(Dataset rows describing interfaces)
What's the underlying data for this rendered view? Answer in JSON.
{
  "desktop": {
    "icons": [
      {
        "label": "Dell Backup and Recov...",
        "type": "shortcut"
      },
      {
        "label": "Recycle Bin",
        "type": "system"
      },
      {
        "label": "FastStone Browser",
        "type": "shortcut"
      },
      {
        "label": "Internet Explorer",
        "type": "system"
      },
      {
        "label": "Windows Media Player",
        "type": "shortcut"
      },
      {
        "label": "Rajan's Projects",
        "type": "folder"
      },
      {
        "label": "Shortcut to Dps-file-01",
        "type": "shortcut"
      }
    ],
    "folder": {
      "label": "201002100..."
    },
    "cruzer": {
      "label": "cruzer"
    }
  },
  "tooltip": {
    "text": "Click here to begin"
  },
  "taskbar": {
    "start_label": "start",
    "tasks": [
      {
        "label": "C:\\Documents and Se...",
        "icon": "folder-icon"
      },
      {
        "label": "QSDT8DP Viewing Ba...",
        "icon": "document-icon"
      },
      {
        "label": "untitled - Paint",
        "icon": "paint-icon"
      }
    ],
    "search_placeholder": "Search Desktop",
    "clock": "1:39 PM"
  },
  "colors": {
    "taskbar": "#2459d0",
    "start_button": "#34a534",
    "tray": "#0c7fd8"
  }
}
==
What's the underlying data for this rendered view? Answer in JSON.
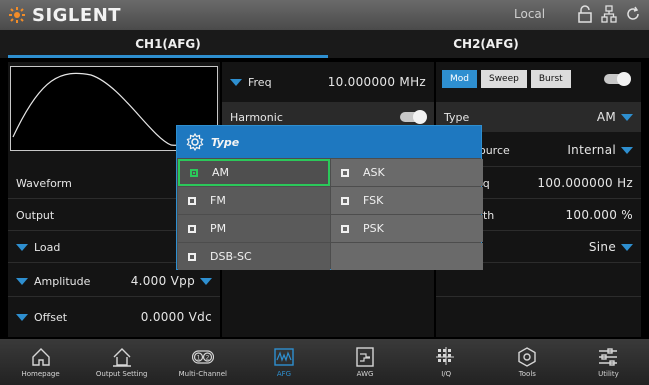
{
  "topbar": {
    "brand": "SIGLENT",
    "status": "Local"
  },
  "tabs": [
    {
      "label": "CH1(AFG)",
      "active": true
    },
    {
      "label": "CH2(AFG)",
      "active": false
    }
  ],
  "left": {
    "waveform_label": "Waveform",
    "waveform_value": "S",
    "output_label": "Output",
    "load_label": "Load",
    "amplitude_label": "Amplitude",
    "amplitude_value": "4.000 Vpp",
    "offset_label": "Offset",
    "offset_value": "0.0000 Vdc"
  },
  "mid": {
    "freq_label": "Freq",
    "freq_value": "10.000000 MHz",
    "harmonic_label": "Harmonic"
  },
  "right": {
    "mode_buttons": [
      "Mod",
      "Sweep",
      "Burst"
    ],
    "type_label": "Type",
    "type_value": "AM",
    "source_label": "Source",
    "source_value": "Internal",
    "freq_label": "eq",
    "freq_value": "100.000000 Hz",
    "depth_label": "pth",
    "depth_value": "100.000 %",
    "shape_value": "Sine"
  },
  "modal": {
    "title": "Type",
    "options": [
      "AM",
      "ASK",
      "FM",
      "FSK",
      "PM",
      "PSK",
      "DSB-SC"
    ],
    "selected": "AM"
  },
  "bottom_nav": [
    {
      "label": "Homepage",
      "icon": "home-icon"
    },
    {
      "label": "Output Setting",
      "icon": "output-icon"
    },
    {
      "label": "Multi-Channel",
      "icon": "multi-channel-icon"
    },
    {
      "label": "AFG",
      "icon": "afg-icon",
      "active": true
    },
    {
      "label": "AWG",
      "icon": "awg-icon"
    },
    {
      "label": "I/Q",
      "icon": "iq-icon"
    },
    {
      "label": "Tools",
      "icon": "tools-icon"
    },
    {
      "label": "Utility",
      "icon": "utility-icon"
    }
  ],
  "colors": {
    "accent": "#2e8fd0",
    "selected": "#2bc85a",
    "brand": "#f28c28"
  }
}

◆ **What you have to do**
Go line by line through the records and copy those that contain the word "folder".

◆ **Answer to the problem**
        "type": "folder"
    "folder": {
        "icon": "folder-icon"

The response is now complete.